The Bare Essentials...of Moonshine

From IAGSDCWiki

(From an email sent by Kathy Yhip on 5/15/12 to John McKinstry and Allan Hurst.)


The Bare Essentials…of Moonshine


Phoenix 1991 – January – and even though it was supposed to be winter, the weather was beyond warm. We were fly-in virgins and like the rest of you at your first fly-in, spent every minute dancing that weekend.

Sometime on Saturday afternoon, the comment was made that we should just dance in the nude – after all it would be cooler. For those of you who’ve not partaken of Moonshine, it is decidedly not cooler to dance without clothes – all of that sweat (sorry “ladies” glow) needs to be absorbed or it just gets humid enough for a rainforest! Throughout the evening, the idea was mentioned to a few more people and the response was typically “wonder how much bail is in Arizona?” accompanied by laughter. By the end of the planned dance, nine people were willing to take the plunge and we’d managed to find a couple of brand new (unsuspecting) dancers who weren’t even through mainstream yet and didn’t necessarily want to participate but were willing to host our clandestine gathering. Wait… we’re forgetting something – oh yes, a caller! Enter...ta da! Bill Eyler. Bill was willing to risk his eyesight but his partner at the time insisted that Bill remain fully clothed. So… despite the somewhat “unusual” terms, we had ourselves a caller.

On the way to the house, we lost 3 people. I’m not sure if alien abductions played a role – after all, from a space ship, the outskirts of Phoenix could resemble area 51 but… So, there we were, six relative strangers sitting around a living room fully clothed waiting for the caller and making slightly awkward small talk. Our hosts agreed to dance as long as we kept the level at basic just so that we could have our Moonshine– they really are the most accommodating hosts I have ever met.

Bill arrived and set up his sound equipment while the rest of us got ready. I believe I’m the only one who’d been to naturist events before. Lights were dimmed until you could barely see your own feet and some of the more modest members managed to disrobe behind the kitchen island. After the first time, the lights went back up for purely safety reasons – left allemands were a little “hit and miss” if you catch my drift! Three tips later, we were as comfortable sitting around chatting au naturel as we’d been earlier in the evening dancing with our clothes on.

The 1992 convention in Albuquerque was the first time that Moonshine became an official sanctioned tip. Bill Eyler, Kris Jensen, and Turtle-Bear were, I believe, the organizers of the event.

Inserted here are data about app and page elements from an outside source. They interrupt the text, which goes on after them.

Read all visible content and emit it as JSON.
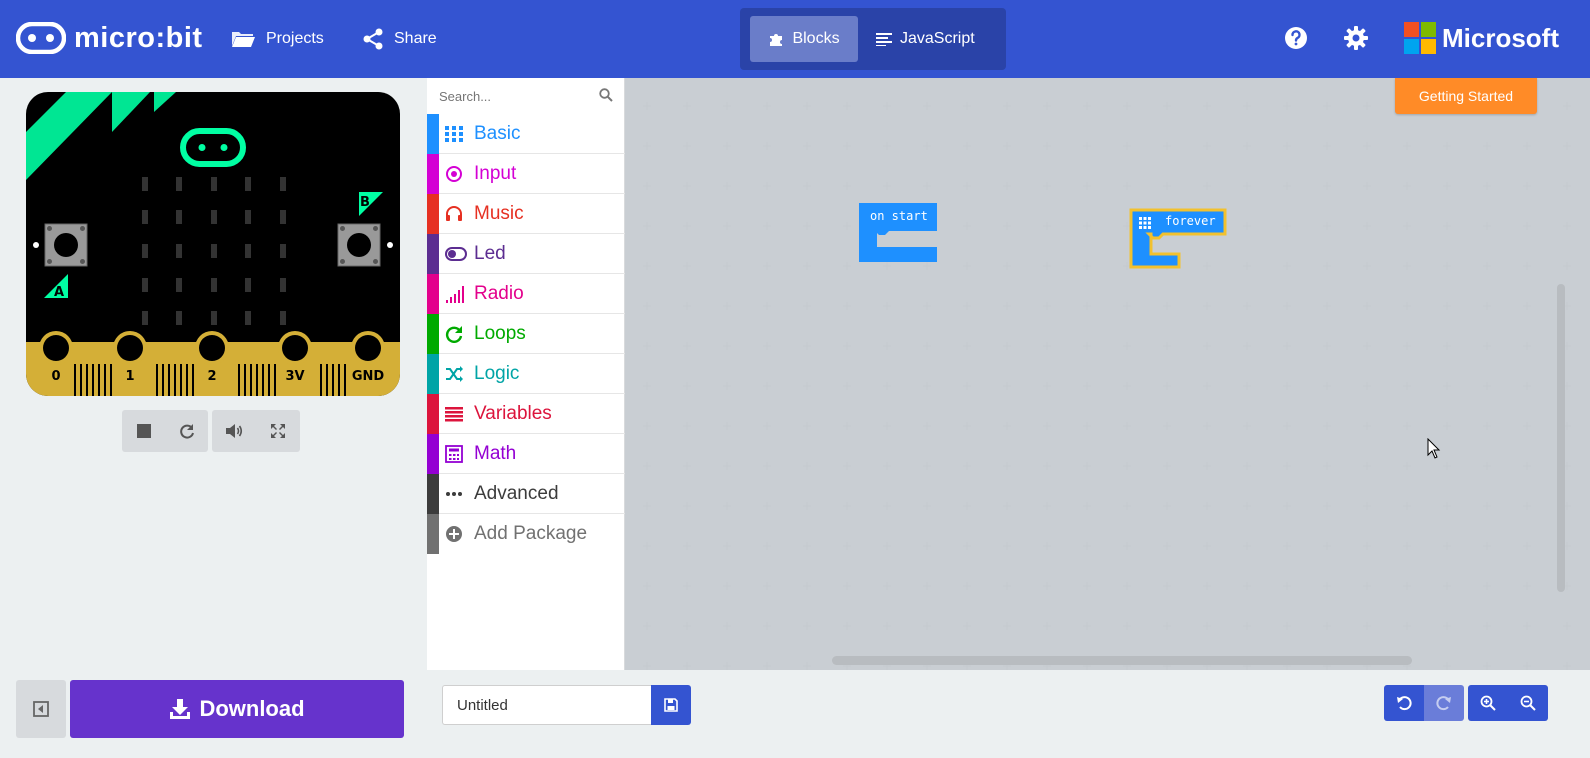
{
  "header": {
    "brand": "micro:bit",
    "projects_label": "Projects",
    "share_label": "Share",
    "blocks_label": "Blocks",
    "javascript_label": "JavaScript",
    "microsoft_label": "Microsoft",
    "icons": [
      "microbit-logo-icon",
      "folder-icon",
      "share-icon",
      "puzzle-icon",
      "code-lines-icon",
      "help-icon",
      "gear-icon",
      "microsoft-logo-icon"
    ],
    "color": "#3454d1"
  },
  "simulator": {
    "pin_labels": [
      "0",
      "1",
      "2",
      "3V",
      "GND"
    ],
    "button_labels": [
      "A",
      "B"
    ],
    "controls": [
      "stop-icon",
      "restart-icon",
      "mute-icon",
      "fullscreen-icon"
    ]
  },
  "toolbox": {
    "search_placeholder": "Search...",
    "categories": [
      {
        "label": "Basic",
        "color": "#1e90ff",
        "icon": "grid-icon"
      },
      {
        "label": "Input",
        "color": "#d400d4",
        "icon": "target-icon"
      },
      {
        "label": "Music",
        "color": "#e63022",
        "icon": "headphones-icon"
      },
      {
        "label": "Led",
        "color": "#5c2d91",
        "icon": "toggle-icon"
      },
      {
        "label": "Radio",
        "color": "#e3008c",
        "icon": "signal-icon"
      },
      {
        "label": "Loops",
        "color": "#00aa00",
        "icon": "refresh-icon"
      },
      {
        "label": "Logic",
        "color": "#00a4a6",
        "icon": "shuffle-icon"
      },
      {
        "label": "Variables",
        "color": "#dc143c",
        "icon": "list-icon"
      },
      {
        "label": "Math",
        "color": "#9400d3",
        "icon": "calculator-icon"
      },
      {
        "label": "Advanced",
        "color": "#3c3c3c",
        "icon": "ellipsis-icon"
      },
      {
        "label": "Add Package",
        "color": "#717171",
        "icon": "plus-circle-icon"
      }
    ]
  },
  "workspace": {
    "getting_started_label": "Getting Started",
    "blocks": [
      {
        "label": "on start"
      },
      {
        "label": "forever"
      }
    ]
  },
  "footer": {
    "download_label": "Download",
    "project_name": "Untitled",
    "icons": [
      "collapse-icon",
      "download-icon",
      "save-icon",
      "undo-icon",
      "redo-icon",
      "zoom-in-icon",
      "zoom-out-icon"
    ]
  }
}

I remember walking into the hall, BJ Dyer sprinting past me, headed for the mioe to call, while trying to shuck his jeans at the same time. It is a mystery how the man didn’t seriously injure himself! I also remember the crowd of people that headed towards the hall after the Honky Tonk contest was over. We knew we weren’t going to be able to accommodate everyone so they found us a bigger hall but we had to get there. Does anyone else remember the human chain of clothed dancers who wanted to participate, lining the passage between the new and old Moonshine halls, facing out, as the dancers who’d already been in the Moonshine Tip, scurried into the new hall with their clothes and shoes in hand? I think we started off with 6 squares in the first hall and ended up with twenty plus in the new hall.

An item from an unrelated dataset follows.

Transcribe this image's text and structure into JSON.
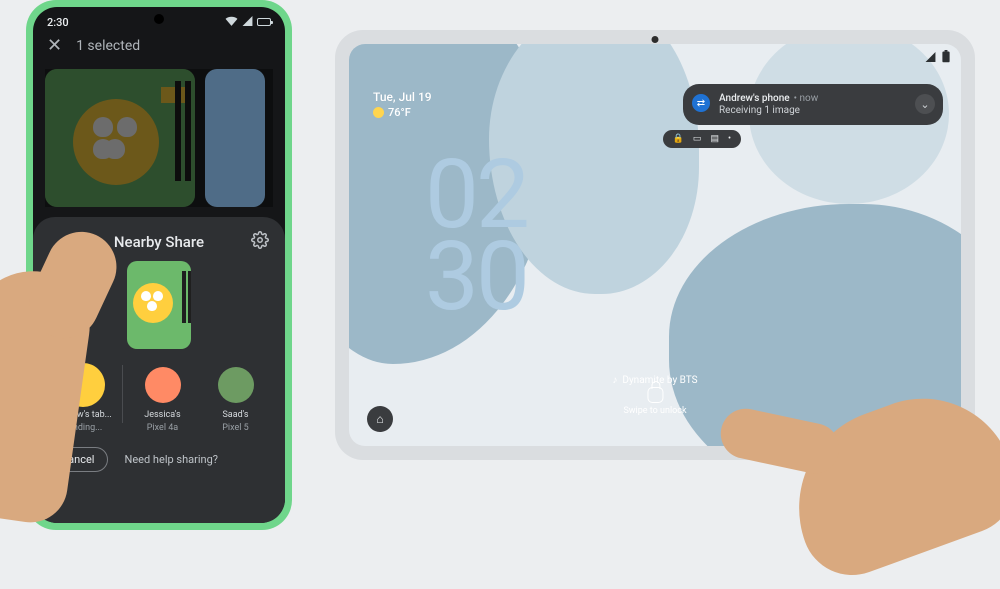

Over the years, Moonshine Tips continue to offer a safe place for everyone to dance free of clothes if they so choose. It would not be possible without volunteers - callers like Anne Uebelacker, Vic Ceder, Todd Fellegy, Bill Eyler, and Kris Jensen, or without the security crew Judith, DC, Dana, Dee, Diana, Donna, Tim, Drew, Greg, and Laura. Thanks to everyone who’s helped out.

Bottoms up – see you on the dance floor soon. Yellow rocks!

Moonshine Madam